One of the more interesting digital ventures I have come across is a Kenyan adult content website. At first glance, it’s not very sleek at all: The graphic design is a bit basic and haphazard, as is the spelling. The videos they sell are clearly a low-cost production, no exactly super-attractive actors, very basic settings. But here is why I was impressed: Kenyans are a peculiar lot - just remember the stylish Celtel ads and how everyone turned up their noses because the models didn’t ‘look Kenyan’? Not a mistake these guys make. It’s deliberately local content and as with TV series such as Makutano Junction, the audience will identify with it. And then they take the local angle a step further by having tribal smut. Yes, really: they advertise ‘vernacular dirty talk’. They make full use of mobile payment mechanisms: send your payments by M-PESA or Zap (and no sambaza, they warn). They work with whatever technology their clients have: If you have a good internet connection, you can download the videos after payment. If not, you can order DVDs for delivery. The website also has a page with hook ups and one for pre-approved sex workers (and the latter don’t look very alien to me). While they clarify that selling videos is their main focus, this will generate extra revenues and extra traffic.

And, I just noticed, they have a little ‘Be wise – use a condom’ alert on the top left of the website. Sensible people.

It’s a great story – and at the same time common as ugali. Enterprising Kenyans are part of the global smut industry, and like everywhere else, porn uses and drives technological developments. Porn might be illegal in Kenya, but this restriction becomes meaningless in the digital space where there is a deluge of adult content already. It’s a hugely competitive space and the internet has, in fact, been a revenue killer for a large part of the established porn industry. But how many providers of digital vernacular smut do you know? Well played, I think.
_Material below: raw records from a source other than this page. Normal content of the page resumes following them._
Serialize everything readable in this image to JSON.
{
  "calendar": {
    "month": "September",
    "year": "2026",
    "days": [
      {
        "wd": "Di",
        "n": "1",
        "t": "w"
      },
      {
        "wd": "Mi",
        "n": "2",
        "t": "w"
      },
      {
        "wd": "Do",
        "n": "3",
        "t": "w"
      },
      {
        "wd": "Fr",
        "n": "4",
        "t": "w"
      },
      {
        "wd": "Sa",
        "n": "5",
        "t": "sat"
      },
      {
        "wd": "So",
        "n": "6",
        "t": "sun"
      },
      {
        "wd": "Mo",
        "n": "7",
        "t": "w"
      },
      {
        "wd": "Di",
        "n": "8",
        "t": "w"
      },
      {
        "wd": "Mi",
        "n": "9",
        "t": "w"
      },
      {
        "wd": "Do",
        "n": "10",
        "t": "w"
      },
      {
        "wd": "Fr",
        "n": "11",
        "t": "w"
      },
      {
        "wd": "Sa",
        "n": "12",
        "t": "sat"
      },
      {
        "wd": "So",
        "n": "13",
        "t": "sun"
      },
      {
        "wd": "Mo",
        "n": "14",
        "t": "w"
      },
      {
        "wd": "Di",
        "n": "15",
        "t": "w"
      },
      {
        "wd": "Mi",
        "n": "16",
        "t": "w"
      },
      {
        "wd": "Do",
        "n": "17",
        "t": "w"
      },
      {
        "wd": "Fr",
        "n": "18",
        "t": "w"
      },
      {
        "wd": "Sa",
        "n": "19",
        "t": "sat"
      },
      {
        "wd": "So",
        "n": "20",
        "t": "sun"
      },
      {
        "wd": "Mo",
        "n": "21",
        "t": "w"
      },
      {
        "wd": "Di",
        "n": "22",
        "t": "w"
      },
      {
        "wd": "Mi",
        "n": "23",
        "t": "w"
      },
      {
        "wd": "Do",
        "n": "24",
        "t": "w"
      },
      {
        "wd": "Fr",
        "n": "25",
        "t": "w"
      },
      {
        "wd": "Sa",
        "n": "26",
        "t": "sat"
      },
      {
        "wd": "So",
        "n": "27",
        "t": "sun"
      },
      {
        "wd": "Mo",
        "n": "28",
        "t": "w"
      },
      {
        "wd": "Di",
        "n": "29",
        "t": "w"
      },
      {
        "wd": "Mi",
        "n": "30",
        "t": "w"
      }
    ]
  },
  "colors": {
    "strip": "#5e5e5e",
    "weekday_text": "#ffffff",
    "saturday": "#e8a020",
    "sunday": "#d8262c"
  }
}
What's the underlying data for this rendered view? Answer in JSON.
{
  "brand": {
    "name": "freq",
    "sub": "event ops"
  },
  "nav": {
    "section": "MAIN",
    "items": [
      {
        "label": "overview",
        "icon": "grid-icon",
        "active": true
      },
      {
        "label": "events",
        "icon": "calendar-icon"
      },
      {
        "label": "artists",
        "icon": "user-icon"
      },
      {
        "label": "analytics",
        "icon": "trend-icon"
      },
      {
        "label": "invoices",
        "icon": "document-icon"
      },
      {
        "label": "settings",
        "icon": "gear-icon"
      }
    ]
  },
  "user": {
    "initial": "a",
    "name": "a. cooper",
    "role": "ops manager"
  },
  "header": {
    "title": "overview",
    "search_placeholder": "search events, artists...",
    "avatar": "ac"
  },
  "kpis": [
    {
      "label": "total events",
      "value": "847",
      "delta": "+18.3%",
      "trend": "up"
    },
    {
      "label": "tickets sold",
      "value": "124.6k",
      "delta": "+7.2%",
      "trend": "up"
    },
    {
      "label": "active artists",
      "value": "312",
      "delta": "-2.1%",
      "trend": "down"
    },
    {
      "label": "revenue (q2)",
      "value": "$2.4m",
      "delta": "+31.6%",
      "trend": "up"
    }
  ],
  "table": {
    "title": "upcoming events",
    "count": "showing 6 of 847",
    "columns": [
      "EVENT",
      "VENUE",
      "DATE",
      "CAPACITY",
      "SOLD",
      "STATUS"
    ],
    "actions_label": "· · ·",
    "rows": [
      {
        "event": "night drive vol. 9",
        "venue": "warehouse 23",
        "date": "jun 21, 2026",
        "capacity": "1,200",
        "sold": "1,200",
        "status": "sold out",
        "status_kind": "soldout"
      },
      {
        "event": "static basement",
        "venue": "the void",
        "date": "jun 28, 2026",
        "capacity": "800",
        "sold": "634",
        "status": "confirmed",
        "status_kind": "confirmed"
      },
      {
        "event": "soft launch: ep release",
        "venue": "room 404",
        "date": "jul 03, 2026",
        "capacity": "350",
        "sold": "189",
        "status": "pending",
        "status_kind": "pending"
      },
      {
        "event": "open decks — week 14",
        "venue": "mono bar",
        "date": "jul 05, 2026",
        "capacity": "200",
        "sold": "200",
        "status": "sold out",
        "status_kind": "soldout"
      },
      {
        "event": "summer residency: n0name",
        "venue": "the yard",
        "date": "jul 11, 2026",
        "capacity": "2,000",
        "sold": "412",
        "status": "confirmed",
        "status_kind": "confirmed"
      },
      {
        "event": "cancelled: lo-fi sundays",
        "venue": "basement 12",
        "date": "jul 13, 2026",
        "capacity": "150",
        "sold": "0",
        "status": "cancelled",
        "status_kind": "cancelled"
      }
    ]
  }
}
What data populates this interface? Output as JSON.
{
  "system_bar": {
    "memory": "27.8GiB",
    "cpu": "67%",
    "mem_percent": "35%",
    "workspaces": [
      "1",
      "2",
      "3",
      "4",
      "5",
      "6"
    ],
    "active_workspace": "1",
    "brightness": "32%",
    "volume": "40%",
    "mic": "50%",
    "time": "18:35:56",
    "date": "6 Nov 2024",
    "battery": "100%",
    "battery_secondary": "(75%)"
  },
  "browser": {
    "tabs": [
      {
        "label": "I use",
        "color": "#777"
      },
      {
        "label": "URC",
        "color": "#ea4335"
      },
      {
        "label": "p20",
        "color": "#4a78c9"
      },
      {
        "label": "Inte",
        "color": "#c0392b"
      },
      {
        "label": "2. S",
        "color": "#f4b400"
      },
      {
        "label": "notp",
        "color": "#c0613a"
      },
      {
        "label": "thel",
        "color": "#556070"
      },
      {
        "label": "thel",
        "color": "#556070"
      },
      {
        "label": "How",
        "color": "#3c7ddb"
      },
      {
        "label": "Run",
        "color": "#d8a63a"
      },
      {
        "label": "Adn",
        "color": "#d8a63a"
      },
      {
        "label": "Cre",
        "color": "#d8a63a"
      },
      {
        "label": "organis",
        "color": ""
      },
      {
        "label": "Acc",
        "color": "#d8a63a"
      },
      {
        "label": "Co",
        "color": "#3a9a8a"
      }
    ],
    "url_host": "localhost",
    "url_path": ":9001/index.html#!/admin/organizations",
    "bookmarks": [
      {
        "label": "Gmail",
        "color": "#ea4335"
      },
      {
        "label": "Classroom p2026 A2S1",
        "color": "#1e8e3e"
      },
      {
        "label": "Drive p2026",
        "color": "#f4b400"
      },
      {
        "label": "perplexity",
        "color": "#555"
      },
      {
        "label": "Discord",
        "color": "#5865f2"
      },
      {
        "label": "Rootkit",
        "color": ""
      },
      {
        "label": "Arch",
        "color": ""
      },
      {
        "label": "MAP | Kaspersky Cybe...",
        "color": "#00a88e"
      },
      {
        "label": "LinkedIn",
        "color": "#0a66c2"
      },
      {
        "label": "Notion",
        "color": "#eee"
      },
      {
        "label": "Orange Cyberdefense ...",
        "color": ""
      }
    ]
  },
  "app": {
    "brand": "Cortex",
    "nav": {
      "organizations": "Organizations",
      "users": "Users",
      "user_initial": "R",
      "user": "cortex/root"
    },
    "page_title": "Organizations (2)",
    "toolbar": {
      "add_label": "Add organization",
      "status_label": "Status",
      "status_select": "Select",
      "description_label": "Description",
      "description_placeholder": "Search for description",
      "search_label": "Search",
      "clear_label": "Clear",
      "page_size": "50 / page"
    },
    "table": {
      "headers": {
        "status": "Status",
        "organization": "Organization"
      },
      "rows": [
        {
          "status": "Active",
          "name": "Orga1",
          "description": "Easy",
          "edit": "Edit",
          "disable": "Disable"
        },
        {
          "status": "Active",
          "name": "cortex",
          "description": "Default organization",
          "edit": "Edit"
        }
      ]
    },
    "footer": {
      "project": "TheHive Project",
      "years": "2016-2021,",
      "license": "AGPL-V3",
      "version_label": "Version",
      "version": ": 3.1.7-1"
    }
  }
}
I, for one, am not Catholic, so I don’t take reproductive health advice from a celibate man in a dress. But the pope’s word and that of his clerics carries weight with a great many people. So some sort of engagement with reality would be good. I recently laughed when I found the term ‘evidence-based policies’ because it seemed silly – what else would it be based on? I don’t laugh anymore.